· Guy Raz, who as a CNN correspondent in 2004 was embedded with U.S. forces in Iraq, gave $500 to John Kerry's campaign: "I did not cover U.S. news or politics." No, only the biggest issue in the campaign. A CNN spokeswoman says the network was unaware of the former reporter's donation and that it violated network policy.
· CBS "Sunday Morning" correspondent Serena Altschul gave $5,000 to the Democratic Party in 2004. A spokeswoman says the network now bans such donations.
· MSNBC host Joe Scarborough, a former Republican congressman, gave $4,200 to a GOP House candidate in Oregon. "Joe hosts an opinion program and is not a news reporter," a spokesman says.
· Gideon Yago, who covered the last two presidential campaigns for MTV and donated $1,450 to Wesley Clark's campaign, Dean's group and the Democratic Party: "I don't understand. Things that I do as a private citizen? I mean, what the [blank], man?"
· Forbes Assistant Managing Editor Jean Briggs, who donated $1,750 to the Republican National Committee: "You call that a campaign contribution? It's not putting money into anyone's campaign." Actually, the RNC funnels cash to candidates.
· Newsweek health correspondent Anne Underwood, who gave John Kerry $1,000: "I really don't want to participate in this." Click.
· Beryl Adcock, Washington news desk chief for McClatchy Newspapers, gave $1,650 to Kerry and the DNC. She offered to resign when her bosses found out but was kept on.
· At Fox News, a Bill O'Reilly producer donated $5,000 to Volunteer PAC, which gives to Republican candidates, while a Brit Hume researcher gave $2,600 to Tennessee Democrat Harold Ford. The network does not discourage personal contributions.
· Washington Post film critic Stephen Hunter gave $250 to the National Republican Congressional Committee in 2004. He says in a telephone interview with The Post that he got a phone solicitation and "I suspect, knowing my pathologies, a little bit of drinking was involved.

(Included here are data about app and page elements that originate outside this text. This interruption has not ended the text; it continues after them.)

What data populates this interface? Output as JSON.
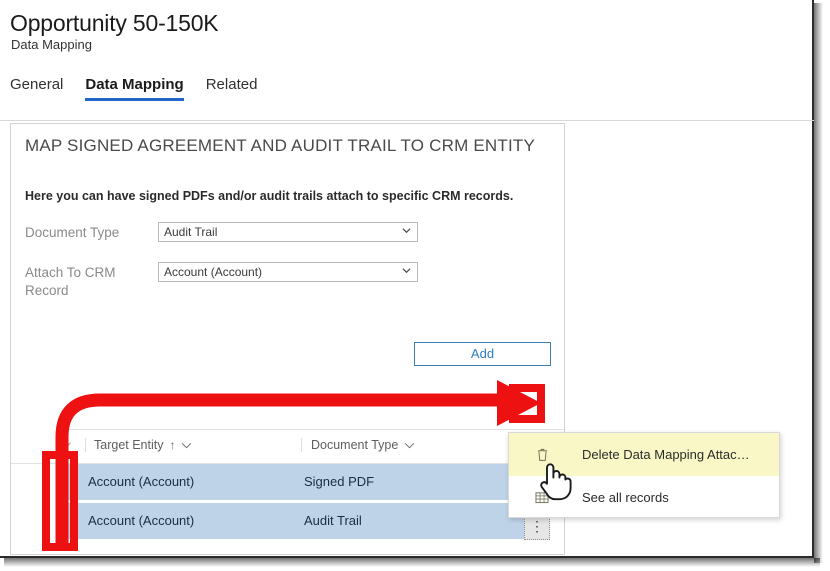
{
  "header": {
    "title": "Opportunity 50-150K",
    "subtitle": "Data Mapping"
  },
  "tabs": [
    {
      "label": "General",
      "active": false
    },
    {
      "label": "Data Mapping",
      "active": true
    },
    {
      "label": "Related",
      "active": false
    }
  ],
  "card": {
    "title": "MAP SIGNED AGREEMENT AND AUDIT TRAIL TO CRM ENTITY",
    "description": "Here you can have signed PDFs and/or audit trails attach to specific CRM records.",
    "fields": [
      {
        "label": "Document Type",
        "value": "Audit Trail"
      },
      {
        "label": "Attach To CRM Record",
        "value": "Account (Account)"
      }
    ],
    "add_button": "Add",
    "overflow_button": "⋮"
  },
  "grid": {
    "select_all_glyph": "✓",
    "columns": [
      {
        "label": "Target Entity",
        "sort": "↑"
      },
      {
        "label": "Document Type",
        "sort": ""
      }
    ],
    "rows": [
      {
        "checked": "✓",
        "target_entity": "Account (Account)",
        "document_type": "Signed PDF",
        "selected": true
      },
      {
        "checked": "✓",
        "target_entity": "Account (Account)",
        "document_type": "Audit Trail",
        "selected": true
      }
    ]
  },
  "context_menu": {
    "items": [
      {
        "label": "Delete Data Mapping Attac…",
        "icon": "trash-icon",
        "highlighted": true
      },
      {
        "label": "See all records",
        "icon": "grid-table-icon",
        "highlighted": false
      }
    ]
  },
  "annotation": {
    "color": "#ee1111",
    "arrow_description": "curved arrow from row checkboxes to overflow menu button"
  },
  "colors": {
    "accent": "#2266cc",
    "link": "#2e7fbf",
    "row_selected": "#bfd3e8",
    "menu_highlight": "#faf7c6",
    "annotation_red": "#ee1111"
  }
}
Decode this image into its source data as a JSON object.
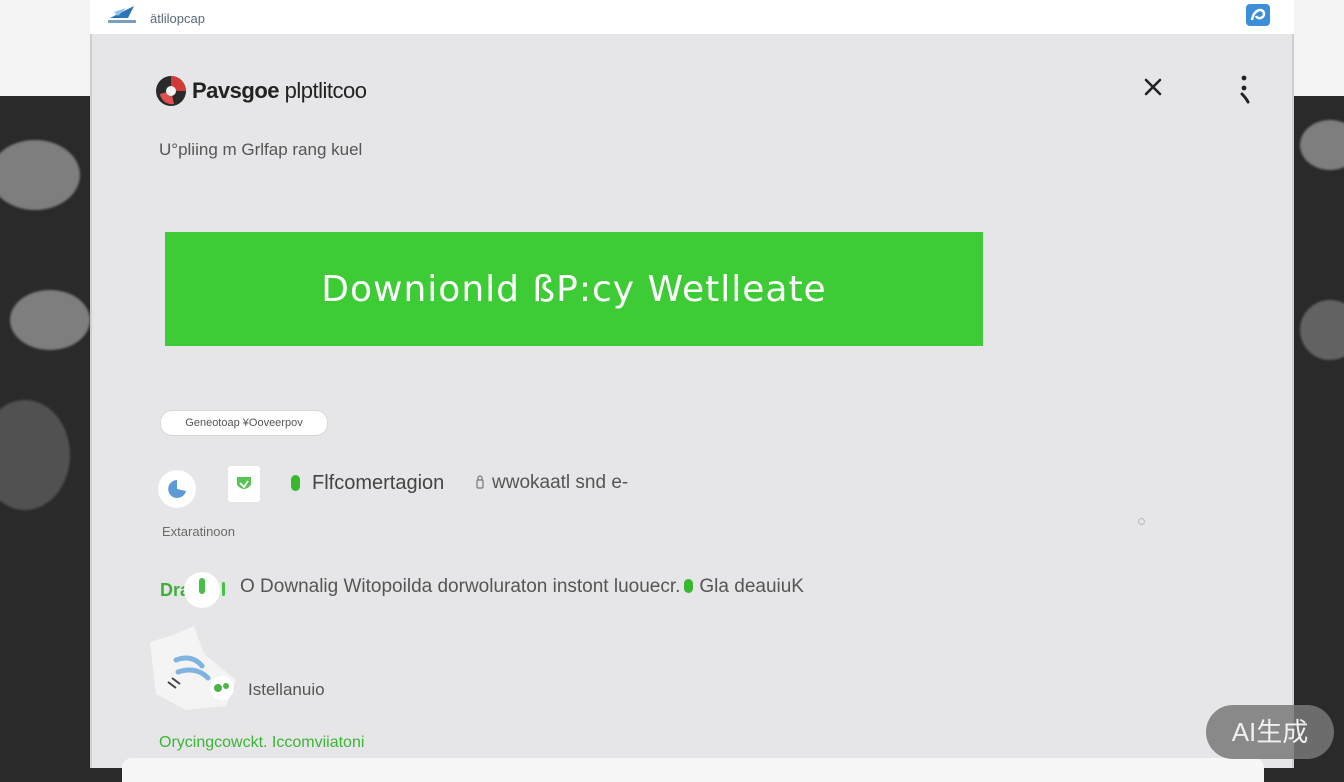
{
  "topbar": {
    "app_name": "ätlilopcap",
    "app_icon": "plane-icon",
    "corner_icon": "shield-logo-icon"
  },
  "header": {
    "brand_bold": "Pavsgoe",
    "brand_rest": " plptlitcoo",
    "brand_logo": "globe-logo-icon",
    "close_icon": "close-icon",
    "more_icon": "more-vertical-icon"
  },
  "subtitle": "U°pliing m Grlfap rang kuel",
  "download_button": {
    "label": "Downionld ßP:cy  Wetlleate",
    "color": "#3dcc36"
  },
  "pill_label": "Geneotoap ¥Ooveerpov",
  "features": {
    "item_a": "Flfcomertagion",
    "item_b": "wwokaatl snd e-",
    "caption": "Extaratinoon"
  },
  "info_line": {
    "badge_text": "Dra",
    "text_a": "O Downalig  Witopoilda  dorwoluraton  instont luouecr.",
    "text_b": "Gla   deauiuK"
  },
  "install_label": "Istellanuio",
  "footer_link": "Orycingcowckt. Iccomviiatoni",
  "watermark": "AI生成",
  "colors": {
    "accent_green": "#3dcc36",
    "panel_bg": "#e6e6e8"
  }
}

I can't remember dealing with it as an ethical issue." A top editor later learned of the donation and warned him that the paper bans the practice. "I have not given a penny to anyone ever since," Hunter says.
Also on the list were staffers for ABC, the Los Angeles Times, New York Daily News, Newsday, Boston Globe, Miami Herald, San Francisco Chronicle and San Diego Union-Tribune, as well as the Atlantic, Vanity Fair, Salon, Time and U.S. News & World Report.
When the Chicago Tribune revealed that entertainment reporter Maureen Ryan had given $3,000 to Kerry and the Democratic Party -- and wrote a column denigrating President Bush's response to Hurricane Katrina -- Ryan apologized to readers.
Some of these folks remain in denial. When you become a journalist, you give up the right to back political candidates or parties with your checkbook. And in this age of federal disclosures, it always comes out.
The news outlets that don't ban donations seem to regard them as a matter of personal preference, like joining the PTA. But they seriously underestimate the public distrust of journalists, which is only fueled by such practices. Those who work for opinion magazines or are employed as commentators have a stronger case that their views are no secret. But there is still an important distinction between rhetorically supporting a candidate and helping bankroll one.
The scorecard -- 125 of 144 donations to Democrats -- provides fresh ammunition to those who say the press has a liberal tilt. It's hard to argue you don't favor one party when you've just coughed up cash for that party.
Howard Kurtz hosts CNN's weekly media program, "Reliable Sources."